=== Begin Enclosure ===

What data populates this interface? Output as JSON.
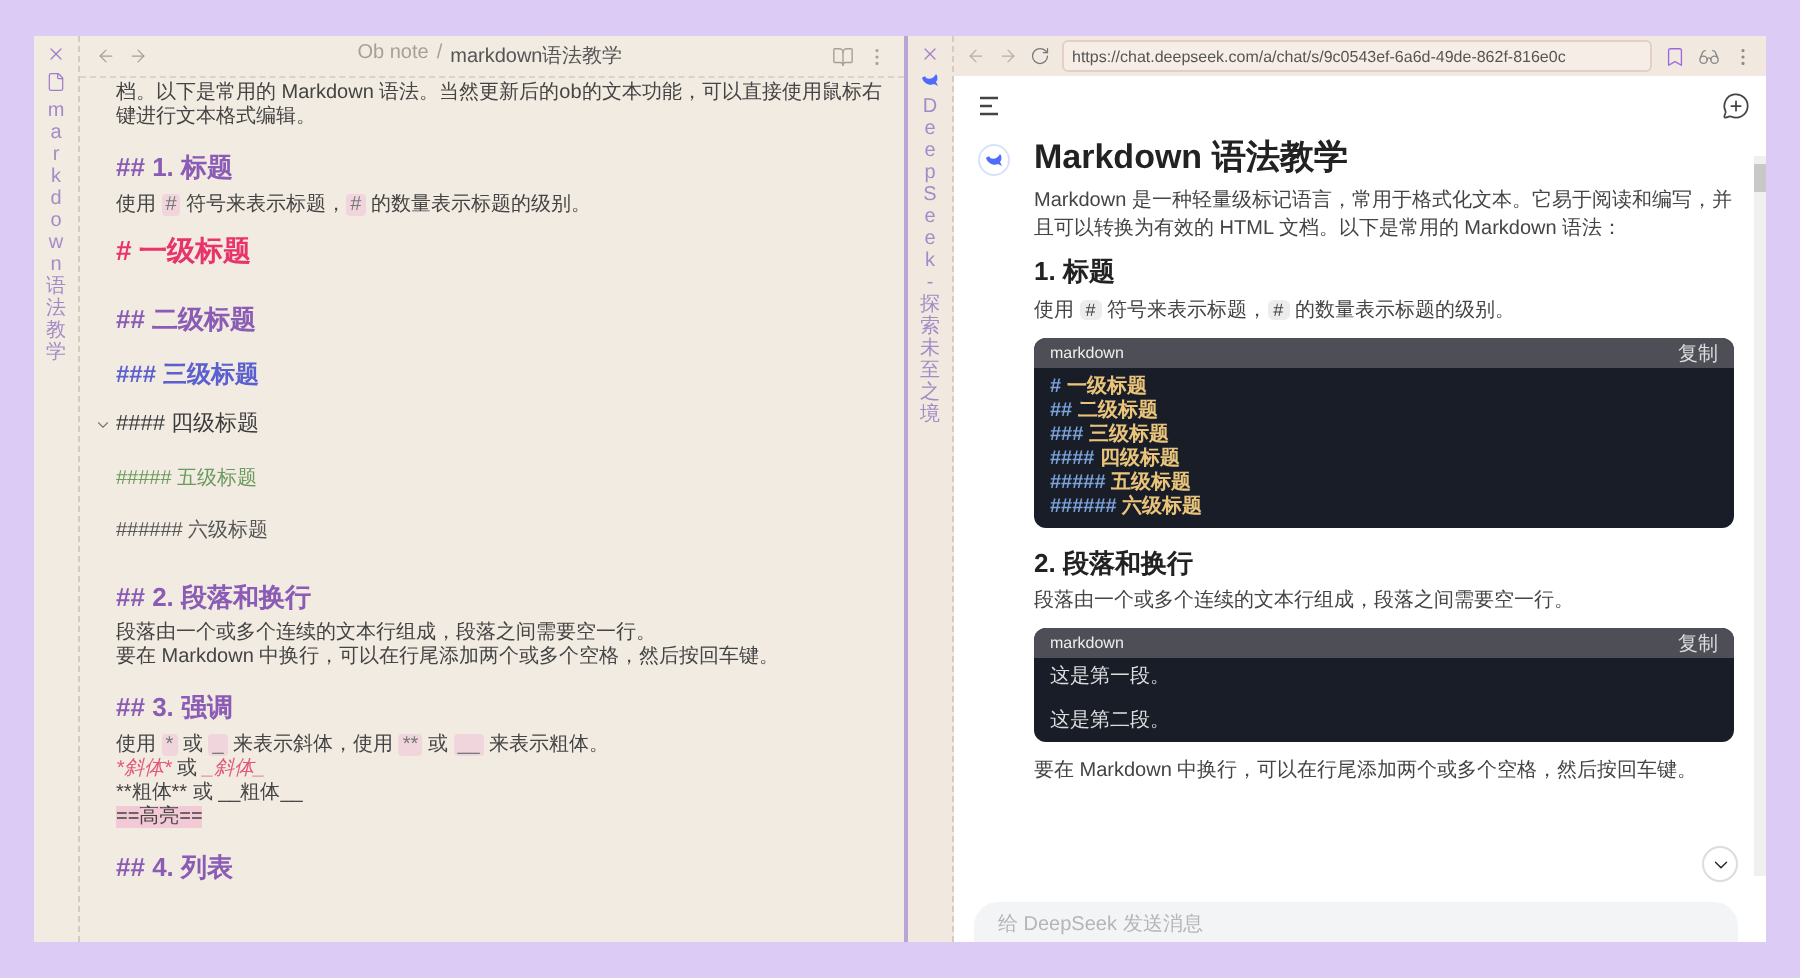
{
  "left_pane": {
    "tab_title": "markdown语法教学",
    "breadcrumb": {
      "folder": "Ob note",
      "separator": "/",
      "file": "markdown语法教学"
    },
    "blocks": [
      {
        "kind": "para",
        "lines": [
          [
            {
              "kind": "plain",
              "text": "档。以下是常用的 Markdown 语法。当然更新后的ob的文本功能，可以直接使用鼠标右键进行文本格式编辑。"
            }
          ]
        ]
      },
      {
        "kind": "h2",
        "text": "## 1. 标题",
        "fold_icon": false
      },
      {
        "kind": "para",
        "lines": [
          [
            {
              "kind": "plain",
              "text": "使用 "
            },
            {
              "kind": "code",
              "text": "#"
            },
            {
              "kind": "plain",
              "text": " 符号来表示标题，"
            },
            {
              "kind": "code",
              "text": "#"
            },
            {
              "kind": "plain",
              "text": " 的数量表示标题的级别。"
            }
          ]
        ]
      },
      {
        "kind": "h1",
        "text": "# 一级标题",
        "fold_icon": false
      },
      {
        "kind": "h2",
        "text": "## 二级标题",
        "fold_icon": false
      },
      {
        "kind": "h3",
        "text": "### 三级标题",
        "fold_icon": false
      },
      {
        "kind": "h4",
        "text": "#### 四级标题",
        "fold_icon": true
      },
      {
        "kind": "h5",
        "text": "##### 五级标题",
        "fold_icon": false
      },
      {
        "kind": "h6",
        "text": "###### 六级标题",
        "fold_icon": false
      },
      {
        "kind": "h2",
        "text": "## 2. 段落和换行",
        "fold_icon": false
      },
      {
        "kind": "para",
        "lines": [
          [
            {
              "kind": "plain",
              "text": "段落由一个或多个连续的文本行组成，段落之间需要空一行。"
            }
          ],
          [
            {
              "kind": "plain",
              "text": "要在 Markdown 中换行，可以在行尾添加两个或多个空格，然后按回车键。"
            }
          ]
        ]
      },
      {
        "kind": "h2",
        "text": "## 3. 强调",
        "fold_icon": false
      },
      {
        "kind": "para",
        "lines": [
          [
            {
              "kind": "plain",
              "text": "使用 "
            },
            {
              "kind": "code",
              "text": "*"
            },
            {
              "kind": "plain",
              "text": " 或 "
            },
            {
              "kind": "code",
              "text": "_"
            },
            {
              "kind": "plain",
              "text": " 来表示斜体，使用 "
            },
            {
              "kind": "code",
              "text": "**"
            },
            {
              "kind": "plain",
              "text": " 或 "
            },
            {
              "kind": "code",
              "text": "__"
            },
            {
              "kind": "plain",
              "text": " 来表示粗体。"
            }
          ],
          [
            {
              "kind": "italic",
              "text": "*斜体*"
            },
            {
              "kind": "plain",
              "text": " 或 "
            },
            {
              "kind": "italic",
              "text": "_斜体_"
            }
          ],
          [
            {
              "kind": "plain",
              "text": "**粗体** 或 __粗体__"
            }
          ],
          [
            {
              "kind": "mark",
              "text": "==高亮=="
            }
          ]
        ]
      },
      {
        "kind": "h2",
        "text": "## 4. 列表",
        "fold_icon": false
      }
    ]
  },
  "right_pane": {
    "tab_title": "DeepSeek - 探索未至之境",
    "url": "https://chat.deepseek.com/a/chat/s/9c0543ef-6a6d-49de-862f-816e0c",
    "title": "Markdown 语法教学",
    "blocks": [
      {
        "kind": "para",
        "segments": [
          {
            "kind": "plain",
            "text": "Markdown 是一种轻量级标记语言，常用于格式化文本。它易于阅读和编写，并且可以转换为有效的 HTML 文档。以下是常用的 Markdown 语法："
          }
        ]
      },
      {
        "kind": "heading",
        "text": "1. 标题"
      },
      {
        "kind": "para",
        "segments": [
          {
            "kind": "plain",
            "text": "使用 "
          },
          {
            "kind": "code",
            "text": "#"
          },
          {
            "kind": "plain",
            "text": " 符号来表示标题，"
          },
          {
            "kind": "code",
            "text": "#"
          },
          {
            "kind": "plain",
            "text": " 的数量表示标题的级别。"
          }
        ]
      },
      {
        "kind": "code",
        "language": "markdown",
        "copy": "复制",
        "lines": [
          {
            "prefix": "#",
            "text": "一级标题"
          },
          {
            "prefix": "##",
            "text": "二级标题"
          },
          {
            "prefix": "###",
            "text": "三级标题"
          },
          {
            "prefix": "####",
            "text": "四级标题"
          },
          {
            "prefix": "#####",
            "text": "五级标题"
          },
          {
            "prefix": "######",
            "text": "六级标题"
          }
        ]
      },
      {
        "kind": "heading",
        "text": "2. 段落和换行"
      },
      {
        "kind": "para",
        "segments": [
          {
            "kind": "plain",
            "text": "段落由一个或多个连续的文本行组成，段落之间需要空一行。"
          }
        ]
      },
      {
        "kind": "code",
        "language": "markdown",
        "copy": "复制",
        "lines": [
          {
            "text": "这是第一段。"
          },
          {
            "text": "这是第二段。"
          }
        ]
      },
      {
        "kind": "para",
        "segments": [
          {
            "kind": "plain",
            "text": "要在 Markdown 中换行，可以在行尾添加两个或多个空格，然后按回车键。"
          }
        ]
      }
    ],
    "input": {
      "placeholder": "给 DeepSeek 发送消息"
    }
  }
}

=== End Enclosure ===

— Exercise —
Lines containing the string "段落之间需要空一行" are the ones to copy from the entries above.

— Output of the task —
              "text": "段落由一个或多个连续的文本行组成，段落之间需要空一行。"
            "text": "段落由一个或多个连续的文本行组成，段落之间需要空一行。"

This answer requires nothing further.